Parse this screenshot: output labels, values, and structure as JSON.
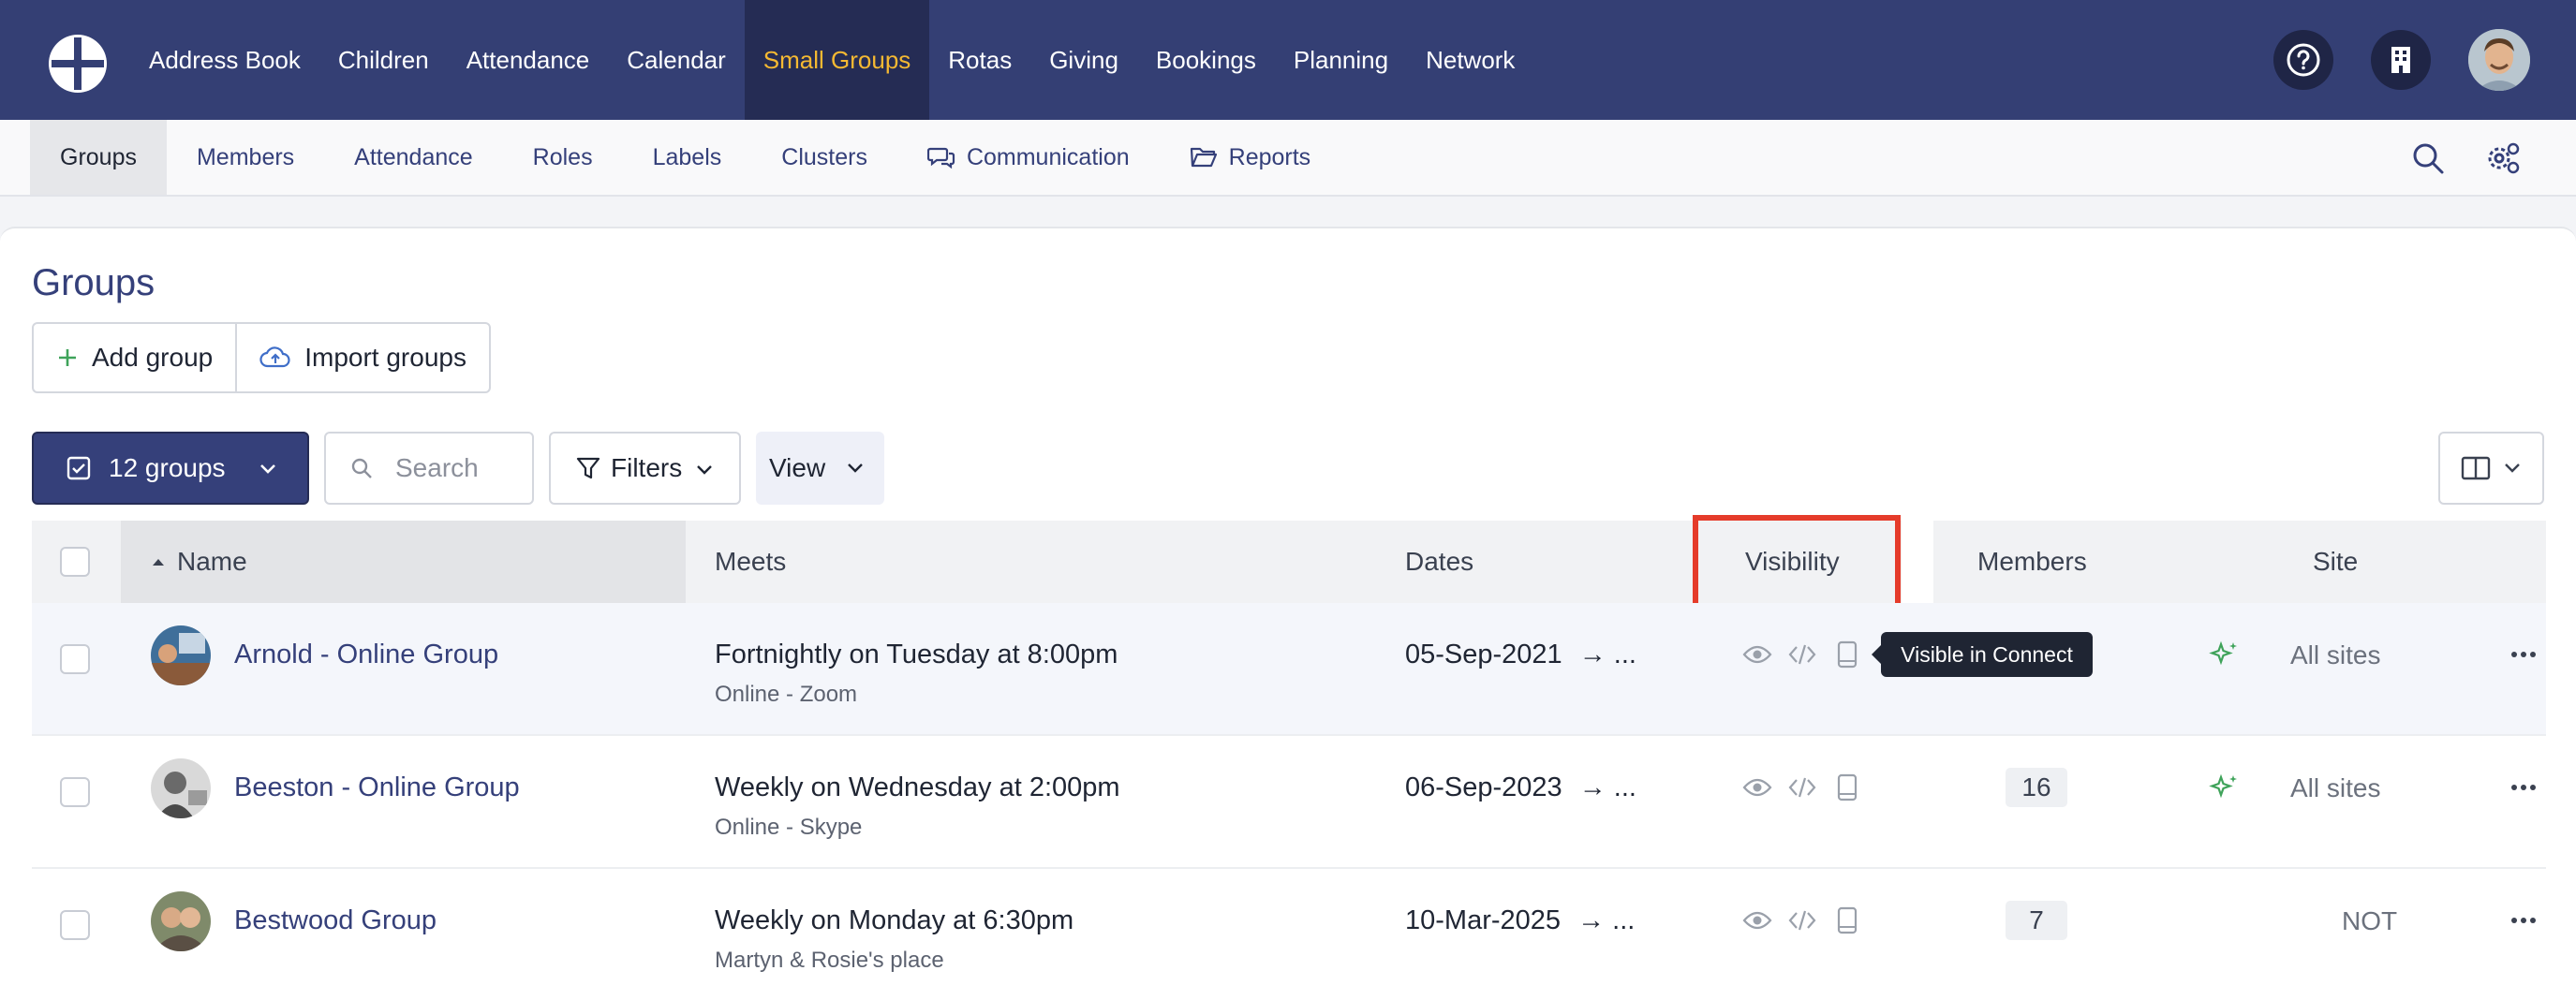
{
  "topnav": {
    "items": [
      {
        "label": "Address Book"
      },
      {
        "label": "Children"
      },
      {
        "label": "Attendance"
      },
      {
        "label": "Calendar"
      },
      {
        "label": "Small Groups",
        "active": true
      },
      {
        "label": "Rotas"
      },
      {
        "label": "Giving"
      },
      {
        "label": "Bookings"
      },
      {
        "label": "Planning"
      },
      {
        "label": "Network"
      }
    ],
    "icons": [
      "help-icon",
      "building-icon",
      "user-avatar"
    ],
    "active_color": "#f5b932",
    "background": "#343f74"
  },
  "subnav": {
    "items": [
      {
        "label": "Groups",
        "active": true
      },
      {
        "label": "Members"
      },
      {
        "label": "Attendance"
      },
      {
        "label": "Roles"
      },
      {
        "label": "Labels"
      },
      {
        "label": "Clusters"
      },
      {
        "label": "Communication",
        "icon": "chat-icon"
      },
      {
        "label": "Reports",
        "icon": "folder-icon"
      }
    ],
    "right_icons": [
      "search-icon",
      "settings-icon"
    ]
  },
  "page": {
    "title": "Groups",
    "add_group": "Add group",
    "import_groups": "Import groups"
  },
  "toolbar": {
    "selection_label": "12 groups",
    "search_placeholder": "Search",
    "filters_label": "Filters",
    "view_label": "View"
  },
  "table": {
    "headers": {
      "name": "Name",
      "meets": "Meets",
      "dates": "Dates",
      "visibility": "Visibility",
      "members": "Members",
      "site": "Site"
    },
    "sort": {
      "column": "Name",
      "direction": "ascending"
    },
    "rows": [
      {
        "name": "Arnold - Online Group",
        "meets": "Fortnightly on Tuesday at 8:00pm",
        "location": "Online - Zoom",
        "dates": "05-Sep-2021",
        "dates_suffix": "→ ...",
        "members": "",
        "site": "All sites",
        "hovered": true
      },
      {
        "name": "Beeston - Online Group",
        "meets": "Weekly on Wednesday at 2:00pm",
        "location": "Online - Skype",
        "dates": "06-Sep-2023",
        "dates_suffix": "→ ...",
        "members": "16",
        "site": "All sites"
      },
      {
        "name": "Bestwood Group",
        "meets": "Weekly on Monday at 6:30pm",
        "location": "Martyn & Rosie's place",
        "dates": "10-Mar-2025",
        "dates_suffix": "→ ...",
        "members": "7",
        "site": "NOT"
      }
    ]
  },
  "tooltip": {
    "text": "Visible in Connect"
  },
  "colors": {
    "brand": "#343f74",
    "highlight": "#e53b2a",
    "sparkle": "#3fa35a"
  }
}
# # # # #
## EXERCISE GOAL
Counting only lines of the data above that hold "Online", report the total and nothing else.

## EXERCISE RESULT
4